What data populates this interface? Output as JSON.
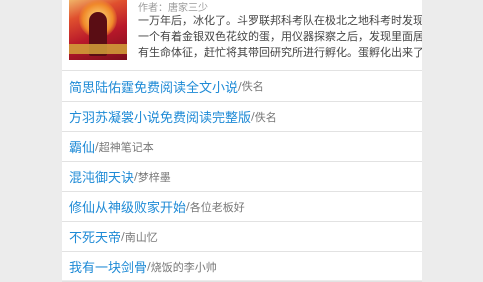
{
  "book": {
    "author_line": "作者：唐家三少",
    "summary_lines": [
      "一万年后，冰化了。斗罗联邦科考队在极北之地科考时发现了",
      "一个有着金银双色花纹的蛋，用仪器探察之后，发现里面居然",
      "有生命体征，赶忙将其带回研究所进行孵化。蛋孵化出来了，"
    ]
  },
  "related": [
    {
      "title": "简思陆佑霆免费阅读全文小说",
      "author": "佚名"
    },
    {
      "title": "方羽苏凝裳小说免费阅读完整版",
      "author": "佚名"
    },
    {
      "title": "霸仙",
      "author": "超神笔记本"
    },
    {
      "title": "混沌御天诀",
      "author": "梦梓墨"
    },
    {
      "title": "修仙从神级败家开始",
      "author": "各位老板好"
    },
    {
      "title": "不死天帝",
      "author": "南山忆"
    },
    {
      "title": "我有一块剑骨",
      "author": "烧饭的李小帅"
    }
  ],
  "separator": "/"
}
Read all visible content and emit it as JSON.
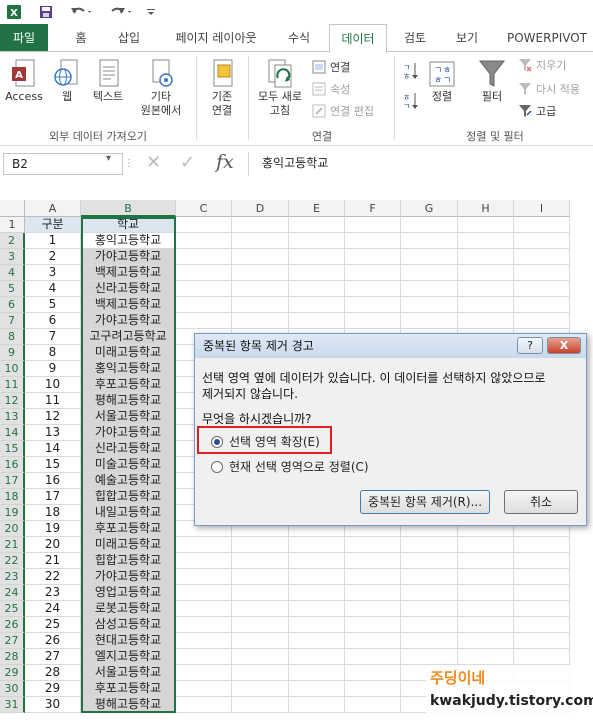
{
  "qat": {
    "app_icon": "excel-icon",
    "items": [
      "save-icon",
      "undo-icon",
      "redo-icon",
      "customize-icon"
    ]
  },
  "tabs": [
    {
      "label": "파일"
    },
    {
      "label": "홈"
    },
    {
      "label": "삽입"
    },
    {
      "label": "페이지 레이아웃"
    },
    {
      "label": "수식"
    },
    {
      "label": "데이터",
      "active": true
    },
    {
      "label": "검토"
    },
    {
      "label": "보기"
    },
    {
      "label": "POWERPIVOT"
    }
  ],
  "ribbon": {
    "external": {
      "access": "Access",
      "web": "웹",
      "text": "텍스트",
      "other1": "기타",
      "other2": "원본에서",
      "group": "외부 데이터 가져오기"
    },
    "existing": {
      "line1": "기존",
      "line2": "연결"
    },
    "connections": {
      "refresh1": "모두 새로",
      "refresh2": "고침",
      "connect": "연결",
      "props": "속성",
      "edit_links": "연결 편집",
      "group": "연결"
    },
    "sort": {
      "sort": "정렬",
      "filter": "필터",
      "clear": "지우기",
      "reapply": "다시 적용",
      "advanced": "고급",
      "group": "정렬 및 필터"
    }
  },
  "formula_bar": {
    "name_box": "B2",
    "fx": "fx",
    "value": "홍익고등학교"
  },
  "grid": {
    "columns": [
      "A",
      "B",
      "C",
      "D",
      "E",
      "F",
      "G",
      "H",
      "I"
    ],
    "header_row": {
      "a": "구분",
      "b": "학교"
    },
    "rows": [
      {
        "a": "1",
        "b": "홍익고등학교"
      },
      {
        "a": "2",
        "b": "가야고등학교"
      },
      {
        "a": "3",
        "b": "백제고등학교"
      },
      {
        "a": "4",
        "b": "신라고등학교"
      },
      {
        "a": "5",
        "b": "백제고등학교"
      },
      {
        "a": "6",
        "b": "가야고등학교"
      },
      {
        "a": "7",
        "b": "고구려고등학교"
      },
      {
        "a": "8",
        "b": "미래고등학교"
      },
      {
        "a": "9",
        "b": "홍익고등학교"
      },
      {
        "a": "10",
        "b": "후포고등학교"
      },
      {
        "a": "11",
        "b": "평해고등학교"
      },
      {
        "a": "12",
        "b": "서울고등학교"
      },
      {
        "a": "13",
        "b": "가야고등학교"
      },
      {
        "a": "14",
        "b": "신라고등학교"
      },
      {
        "a": "15",
        "b": "미술고등학교"
      },
      {
        "a": "16",
        "b": "예술고등학교"
      },
      {
        "a": "17",
        "b": "힙합고등학교"
      },
      {
        "a": "18",
        "b": "내일고등학교"
      },
      {
        "a": "19",
        "b": "후포고등학교"
      },
      {
        "a": "20",
        "b": "미래고등학교"
      },
      {
        "a": "21",
        "b": "힙합고등학교"
      },
      {
        "a": "22",
        "b": "가야고등학교"
      },
      {
        "a": "23",
        "b": "영업고등학교"
      },
      {
        "a": "24",
        "b": "로봇고등학교"
      },
      {
        "a": "25",
        "b": "삼성고등학교"
      },
      {
        "a": "26",
        "b": "현대고등학교"
      },
      {
        "a": "27",
        "b": "엘지고등학교"
      },
      {
        "a": "28",
        "b": "서울고등학교"
      },
      {
        "a": "29",
        "b": "후포고등학교"
      },
      {
        "a": "30",
        "b": "평해고등학교"
      }
    ]
  },
  "dialog": {
    "title": "중복된 항목 제거 경고",
    "help": "?",
    "close": "X",
    "message1": "선택 영역 옆에 데이터가 있습니다. 이 데이터를 선택하지 않았으므로",
    "message2": "제거되지 않습니다.",
    "question": "무엇을 하시겠습니까?",
    "option_expand": "선택 영역 확장(E)",
    "option_current": "현재 선택 영역으로 정렬(C)",
    "remove_button": "중복된 항목 제거(R)...",
    "cancel_button": "취소"
  },
  "watermark": {
    "title": "주딩이네",
    "url": "kwakjudy.tistory.com"
  },
  "colors": {
    "accent": "#217346",
    "highlight": "#e02020",
    "header_fill": "#dce6f1",
    "selection_fill": "#d6d6d6"
  }
}
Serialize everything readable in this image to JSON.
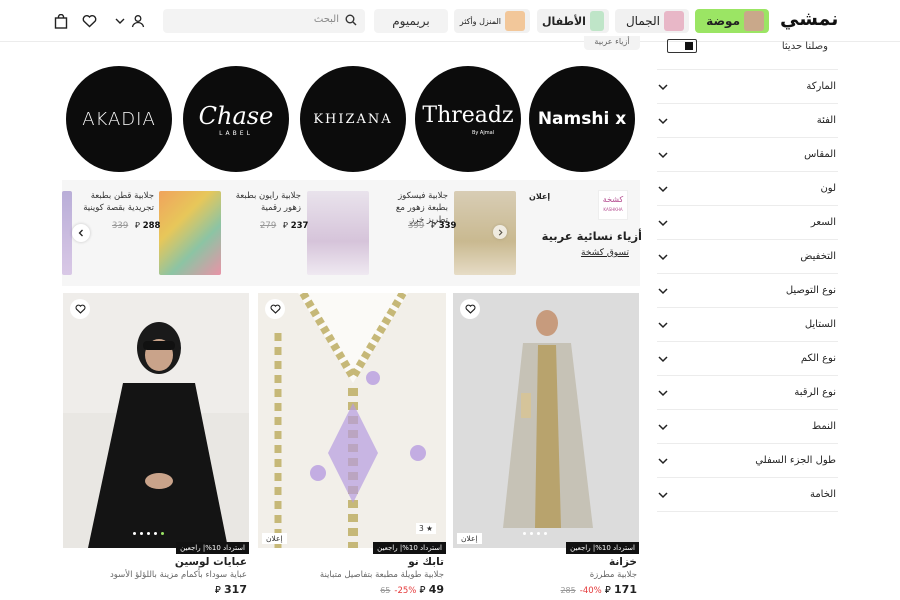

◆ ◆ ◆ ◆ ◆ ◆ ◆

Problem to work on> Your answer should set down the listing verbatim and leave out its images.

Response to the task>
What data populates this interface? Output as JSON.
{
  "book": {
    "author_line": "作者：唐家三少",
    "summary_lines": [
      "一万年后，冰化了。斗罗联邦科考队在极北之地科考时发现了",
      "一个有着金银双色花纹的蛋，用仪器探察之后，发现里面居然",
      "有生命体征，赶忙将其带回研究所进行孵化。蛋孵化出来了，"
    ]
  },
  "related": [
    {
      "title": "简思陆佑霆免费阅读全文小说",
      "author": "佚名"
    },
    {
      "title": "方羽苏凝裳小说免费阅读完整版",
      "author": "佚名"
    },
    {
      "title": "霸仙",
      "author": "超神笔记本"
    },
    {
      "title": "混沌御天诀",
      "author": "梦梓墨"
    },
    {
      "title": "修仙从神级败家开始",
      "author": "各位老板好"
    },
    {
      "title": "不死天帝",
      "author": "南山忆"
    },
    {
      "title": "我有一块剑骨",
      "author": "烧饭的李小帅"
    }
  ],
  "separator": "/"
}
Read all visible content and emit it as JSON.
{
  "qat": {
    "app_icon": "excel-icon",
    "items": [
      "save-icon",
      "undo-icon",
      "redo-icon",
      "customize-icon"
    ]
  },
  "tabs": [
    {
      "label": "파일"
    },
    {
      "label": "홈"
    },
    {
      "label": "삽입"
    },
    {
      "label": "페이지 레이아웃"
    },
    {
      "label": "수식"
    },
    {
      "label": "데이터",
      "active": true
    },
    {
      "label": "검토"
    },
    {
      "label": "보기"
    },
    {
      "label": "POWERPIVOT"
    }
  ],
  "ribbon": {
    "external": {
      "access": "Access",
      "web": "웹",
      "text": "텍스트",
      "other1": "기타",
      "other2": "원본에서",
      "group": "외부 데이터 가져오기"
    },
    "existing": {
      "line1": "기존",
      "line2": "연결"
    },
    "connections": {
      "refresh1": "모두 새로",
      "refresh2": "고침",
      "connect": "연결",
      "props": "속성",
      "edit_links": "연결 편집",
      "group": "연결"
    },
    "sort": {
      "sort": "정렬",
      "filter": "필터",
      "clear": "지우기",
      "reapply": "다시 적용",
      "advanced": "고급",
      "group": "정렬 및 필터"
    }
  },
  "formula_bar": {
    "name_box": "B2",
    "fx": "fx",
    "value": "홍익고등학교"
  },
  "grid": {
    "columns": [
      "A",
      "B",
      "C",
      "D",
      "E",
      "F",
      "G",
      "H",
      "I"
    ],
    "header_row": {
      "a": "구분",
      "b": "학교"
    },
    "rows": [
      {
        "a": "1",
        "b": "홍익고등학교"
      },
      {
        "a": "2",
        "b": "가야고등학교"
      },
      {
        "a": "3",
        "b": "백제고등학교"
      },
      {
        "a": "4",
        "b": "신라고등학교"
      },
      {
        "a": "5",
        "b": "백제고등학교"
      },
      {
        "a": "6",
        "b": "가야고등학교"
      },
      {
        "a": "7",
        "b": "고구려고등학교"
      },
      {
        "a": "8",
        "b": "미래고등학교"
      },
      {
        "a": "9",
        "b": "홍익고등학교"
      },
      {
        "a": "10",
        "b": "후포고등학교"
      },
      {
        "a": "11",
        "b": "평해고등학교"
      },
      {
        "a": "12",
        "b": "서울고등학교"
      },
      {
        "a": "13",
        "b": "가야고등학교"
      },
      {
        "a": "14",
        "b": "신라고등학교"
      },
      {
        "a": "15",
        "b": "미술고등학교"
      },
      {
        "a": "16",
        "b": "예술고등학교"
      },
      {
        "a": "17",
        "b": "힙합고등학교"
      },
      {
        "a": "18",
        "b": "내일고등학교"
      },
      {
        "a": "19",
        "b": "후포고등학교"
      },
      {
        "a": "20",
        "b": "미래고등학교"
      },
      {
        "a": "21",
        "b": "힙합고등학교"
      },
      {
        "a": "22",
        "b": "가야고등학교"
      },
      {
        "a": "23",
        "b": "영업고등학교"
      },
      {
        "a": "24",
        "b": "로봇고등학교"
      },
      {
        "a": "25",
        "b": "삼성고등학교"
      },
      {
        "a": "26",
        "b": "현대고등학교"
      },
      {
        "a": "27",
        "b": "엘지고등학교"
      },
      {
        "a": "28",
        "b": "서울고등학교"
      },
      {
        "a": "29",
        "b": "후포고등학교"
      },
      {
        "a": "30",
        "b": "평해고등학교"
      }
    ]
  },
  "dialog": {
    "title": "중복된 항목 제거 경고",
    "help": "?",
    "close": "X",
    "message1": "선택 영역 옆에 데이터가 있습니다. 이 데이터를 선택하지 않았으므로",
    "message2": "제거되지 않습니다.",
    "question": "무엇을 하시겠습니까?",
    "option_expand": "선택 영역 확장(E)",
    "option_current": "현재 선택 영역으로 정렬(C)",
    "remove_button": "중복된 항목 제거(R)...",
    "cancel_button": "취소"
  },
  "watermark": {
    "title": "주딩이네",
    "url": "kwakjudy.tistory.com"
  },
  "colors": {
    "accent": "#217346",
    "highlight": "#e02020",
    "header_fill": "#dce6f1",
    "selection_fill": "#d6d6d6"
  }
}
Serialize everything readable in this image to JSON.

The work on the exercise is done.